◆ WHAT YOU SHOULD DO ◆
Every record must be copied out exactly.

[Start of Attachment]

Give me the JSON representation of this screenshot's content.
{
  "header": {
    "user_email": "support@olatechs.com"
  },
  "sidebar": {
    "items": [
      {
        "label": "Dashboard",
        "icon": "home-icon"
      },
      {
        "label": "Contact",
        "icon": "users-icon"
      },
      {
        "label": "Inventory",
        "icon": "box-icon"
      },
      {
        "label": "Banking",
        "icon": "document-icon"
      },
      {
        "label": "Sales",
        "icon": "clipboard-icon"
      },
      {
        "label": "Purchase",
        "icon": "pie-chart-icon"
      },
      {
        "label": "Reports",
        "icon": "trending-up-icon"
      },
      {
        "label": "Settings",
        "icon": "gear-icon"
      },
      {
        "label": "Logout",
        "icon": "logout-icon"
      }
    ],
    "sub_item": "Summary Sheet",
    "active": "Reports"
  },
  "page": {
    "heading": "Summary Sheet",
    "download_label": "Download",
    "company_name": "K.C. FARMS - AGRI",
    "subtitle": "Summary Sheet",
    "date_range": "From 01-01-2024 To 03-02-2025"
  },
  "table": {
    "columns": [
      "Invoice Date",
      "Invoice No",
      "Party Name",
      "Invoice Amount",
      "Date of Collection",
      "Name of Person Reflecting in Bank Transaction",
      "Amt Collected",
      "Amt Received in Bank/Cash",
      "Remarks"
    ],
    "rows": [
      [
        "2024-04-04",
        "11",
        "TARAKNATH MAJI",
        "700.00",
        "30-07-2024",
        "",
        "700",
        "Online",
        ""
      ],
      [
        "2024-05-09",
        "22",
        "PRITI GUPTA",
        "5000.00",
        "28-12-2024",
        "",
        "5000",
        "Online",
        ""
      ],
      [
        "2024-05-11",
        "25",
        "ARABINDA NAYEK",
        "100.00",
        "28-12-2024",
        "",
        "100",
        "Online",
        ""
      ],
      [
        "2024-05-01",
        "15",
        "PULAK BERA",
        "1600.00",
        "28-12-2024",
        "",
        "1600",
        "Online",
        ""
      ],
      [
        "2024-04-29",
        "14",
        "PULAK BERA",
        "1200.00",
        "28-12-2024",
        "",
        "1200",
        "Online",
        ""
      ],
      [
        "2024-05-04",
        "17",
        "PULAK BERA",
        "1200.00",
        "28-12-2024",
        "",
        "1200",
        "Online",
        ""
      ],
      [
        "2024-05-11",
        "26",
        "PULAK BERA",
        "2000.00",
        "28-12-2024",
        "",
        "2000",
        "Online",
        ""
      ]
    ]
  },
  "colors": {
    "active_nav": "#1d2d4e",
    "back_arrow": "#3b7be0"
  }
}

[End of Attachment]

◆ RESULT OF THE TASK ◆
Give me the JSON representation of this screenshot's content.
{
  "header": {
    "user_email": "support@olatechs.com"
  },
  "sidebar": {
    "items": [
      {
        "label": "Dashboard",
        "icon": "home-icon"
      },
      {
        "label": "Contact",
        "icon": "users-icon"
      },
      {
        "label": "Inventory",
        "icon": "box-icon"
      },
      {
        "label": "Banking",
        "icon": "document-icon"
      },
      {
        "label": "Sales",
        "icon": "clipboard-icon"
      },
      {
        "label": "Purchase",
        "icon": "pie-chart-icon"
      },
      {
        "label": "Reports",
        "icon": "trending-up-icon"
      },
      {
        "label": "Settings",
        "icon": "gear-icon"
      },
      {
        "label": "Logout",
        "icon": "logout-icon"
      }
    ],
    "sub_item": "Summary Sheet",
    "active": "Reports"
  },
  "page": {
    "heading": "Summary Sheet",
    "download_label": "Download",
    "company_name": "K.C. FARMS - AGRI",
    "subtitle": "Summary Sheet",
    "date_range": "From 01-01-2024 To 03-02-2025"
  },
  "table": {
    "columns": [
      "Invoice Date",
      "Invoice No",
      "Party Name",
      "Invoice Amount",
      "Date of Collection",
      "Name of Person Reflecting in Bank Transaction",
      "Amt Collected",
      "Amt Received in Bank/Cash",
      "Remarks"
    ],
    "rows": [
      [
        "2024-04-04",
        "11",
        "TARAKNATH MAJI",
        "700.00",
        "30-07-2024",
        "",
        "700",
        "Online",
        ""
      ],
      [
        "2024-05-09",
        "22",
        "PRITI GUPTA",
        "5000.00",
        "28-12-2024",
        "",
        "5000",
        "Online",
        ""
      ],
      [
        "2024-05-11",
        "25",
        "ARABINDA NAYEK",
        "100.00",
        "28-12-2024",
        "",
        "100",
        "Online",
        ""
      ],
      [
        "2024-05-01",
        "15",
        "PULAK BERA",
        "1600.00",
        "28-12-2024",
        "",
        "1600",
        "Online",
        ""
      ],
      [
        "2024-04-29",
        "14",
        "PULAK BERA",
        "1200.00",
        "28-12-2024",
        "",
        "1200",
        "Online",
        ""
      ],
      [
        "2024-05-04",
        "17",
        "PULAK BERA",
        "1200.00",
        "28-12-2024",
        "",
        "1200",
        "Online",
        ""
      ],
      [
        "2024-05-11",
        "26",
        "PULAK BERA",
        "2000.00",
        "28-12-2024",
        "",
        "2000",
        "Online",
        ""
      ]
    ]
  },
  "colors": {
    "active_nav": "#1d2d4e",
    "back_arrow": "#3b7be0"
  }
}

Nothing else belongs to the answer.